The Proclamation dated 22nd May 2021 issued late on Saturday night left the country in a state of shock and uncertainty, since more than 500 invitations as well as the programme for the official opening of the XVIIth Parliament of Samoa had already been issued by the Clerk of the Legislative Assembly on Friday; and the nation was preparing to swear in elected members from the April 9th general election.

His Highness Tuimalealiifano Sualauvi Vaaletoa II stated in that Proclamation that his prior declaration for Parliament to convene is suspended “until such time as to be announced and for reasons that I will make known in due course“.

In a Supreme Court judgement of Sunday 23 May 2021, their Honours state that, “the convening of the Legislative Assembly cannot be left until someone decides that it is time for Parliament to meet, whenever that may be“.

The Court highlighted the lack of transparency in presenting no basis or offering any explanation as to why Parliament was being suspended.

The purported suspension was made without any reasons or explanation.
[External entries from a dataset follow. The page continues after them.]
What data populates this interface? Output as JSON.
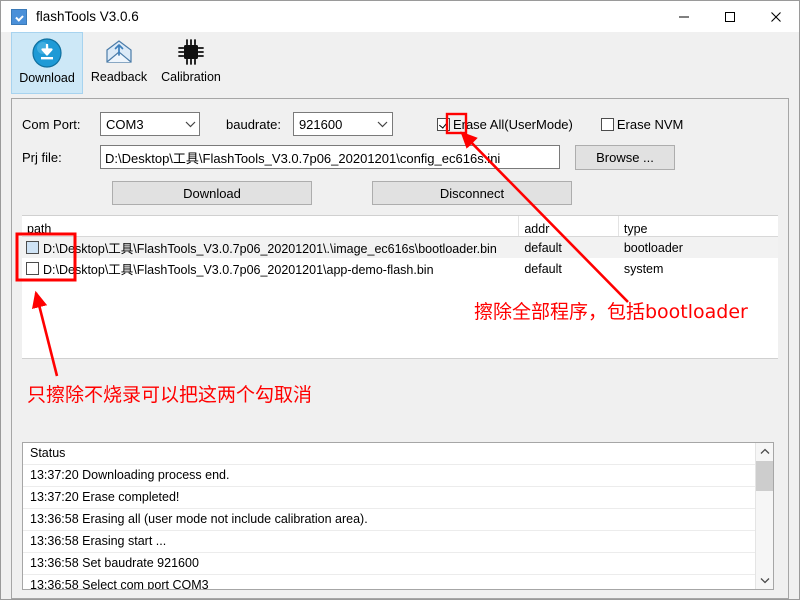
{
  "window": {
    "title": "flashTools V3.0.6",
    "icon": "app-icon",
    "controls": {
      "minimize": "minimize-icon",
      "maximize": "maximize-icon",
      "close": "close-icon"
    }
  },
  "toolbar": {
    "items": [
      {
        "label": "Download",
        "icon": "download-circle-icon",
        "active": true
      },
      {
        "label": "Readback",
        "icon": "envelope-upload-icon",
        "active": false
      },
      {
        "label": "Calibration",
        "icon": "chip-icon",
        "active": false
      }
    ]
  },
  "form": {
    "com_port_label": "Com Port:",
    "com_port_value": "COM3",
    "baudrate_label": "baudrate:",
    "baudrate_value": "921600",
    "erase_all_label": "Erase All(UserMode)",
    "erase_all_checked": true,
    "erase_nvm_label": "Erase NVM",
    "erase_nvm_checked": false,
    "prj_file_label": "Prj file:",
    "prj_file_value": "D:\\Desktop\\工具\\FlashTools_V3.0.7p06_20201201\\config_ec616s.ini",
    "browse_label": "Browse ...",
    "download_label": "Download",
    "disconnect_label": "Disconnect"
  },
  "file_table": {
    "columns": [
      "path",
      "addr",
      "type"
    ],
    "rows": [
      {
        "checked": false,
        "tinted": true,
        "path": "D:\\Desktop\\工具\\FlashTools_V3.0.7p06_20201201\\.\\image_ec616s\\bootloader.bin",
        "addr": "default",
        "type": "bootloader"
      },
      {
        "checked": false,
        "tinted": false,
        "path": "D:\\Desktop\\工具\\FlashTools_V3.0.7p06_20201201\\app-demo-flash.bin",
        "addr": "default",
        "type": "system"
      }
    ]
  },
  "status": {
    "header": "Status",
    "lines": [
      "13:37:20 Downloading process end.",
      "13:37:20 Erase completed!",
      "13:36:58 Erasing all (user mode not include calibration area).",
      "13:36:58 Erasing start ...",
      "13:36:58 Set baudrate 921600",
      "13:36:58 Select com port COM3"
    ],
    "scroll_up_icon": "chevron-up-icon",
    "scroll_down_icon": "chevron-down-icon"
  },
  "annotations": {
    "color": "#ff0000",
    "note_erase_all": "擦除全部程序，包括bootloader",
    "note_uncheck_rows": "只擦除不烧录可以把这两个勾取消"
  }
}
We consider this is inconsistent with the degree of transparency necessary to guard against an arbitrary and improper exercise of power, a matter which applies to these types of discretionary decisions;

“This is particularly acute in the case of sensitive political situations such as that which has arisen”.

Their Honours say the seriousness of the Head of State’s proclamation to suspend Parliament from convening as required by the Constitutioncannot be overstated.

As a constitutional issue, the Court is bound in accordance with its sacred duty to uphold the Rule of Law and the Constitution of the Sovereign and Independent State of Samoa to properly meet and consider whether the Head of State’s purported suspension of a Proclamation properly and lawfully made by him two days earlier, was lawful.

Samoa’s political crisis continues and enters its fourth month since the April 9th general elections.


Sina Retzlaff